*Given entries:*
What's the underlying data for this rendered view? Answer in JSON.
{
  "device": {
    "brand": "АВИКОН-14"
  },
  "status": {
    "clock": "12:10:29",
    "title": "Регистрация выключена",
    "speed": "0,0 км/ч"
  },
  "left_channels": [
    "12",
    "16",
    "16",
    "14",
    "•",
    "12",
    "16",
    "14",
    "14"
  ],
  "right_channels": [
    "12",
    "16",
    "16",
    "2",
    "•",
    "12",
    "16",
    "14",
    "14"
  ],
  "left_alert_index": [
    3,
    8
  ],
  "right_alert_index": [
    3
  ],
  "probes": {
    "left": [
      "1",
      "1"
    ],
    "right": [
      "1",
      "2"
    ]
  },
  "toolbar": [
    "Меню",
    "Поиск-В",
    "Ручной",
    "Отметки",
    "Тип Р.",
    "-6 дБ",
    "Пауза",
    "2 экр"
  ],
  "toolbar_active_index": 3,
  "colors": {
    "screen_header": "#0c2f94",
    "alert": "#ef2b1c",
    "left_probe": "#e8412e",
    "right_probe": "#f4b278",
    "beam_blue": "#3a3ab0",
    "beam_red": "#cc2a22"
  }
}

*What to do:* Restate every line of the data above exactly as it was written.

*Exercise result:*
What's the underlying data for this rendered view? Answer in JSON.
{
  "device": {
    "brand": "АВИКОН-14"
  },
  "status": {
    "clock": "12:10:29",
    "title": "Регистрация выключена",
    "speed": "0,0 км/ч"
  },
  "left_channels": [
    "12",
    "16",
    "16",
    "14",
    "•",
    "12",
    "16",
    "14",
    "14"
  ],
  "right_channels": [
    "12",
    "16",
    "16",
    "2",
    "•",
    "12",
    "16",
    "14",
    "14"
  ],
  "left_alert_index": [
    3,
    8
  ],
  "right_alert_index": [
    3
  ],
  "probes": {
    "left": [
      "1",
      "1"
    ],
    "right": [
      "1",
      "2"
    ]
  },
  "toolbar": [
    "Меню",
    "Поиск-В",
    "Ручной",
    "Отметки",
    "Тип Р.",
    "-6 дБ",
    "Пауза",
    "2 экр"
  ],
  "toolbar_active_index": 3,
  "colors": {
    "screen_header": "#0c2f94",
    "alert": "#ef2b1c",
    "left_probe": "#e8412e",
    "right_probe": "#f4b278",
    "beam_blue": "#3a3ab0",
    "beam_red": "#cc2a22"
  }
}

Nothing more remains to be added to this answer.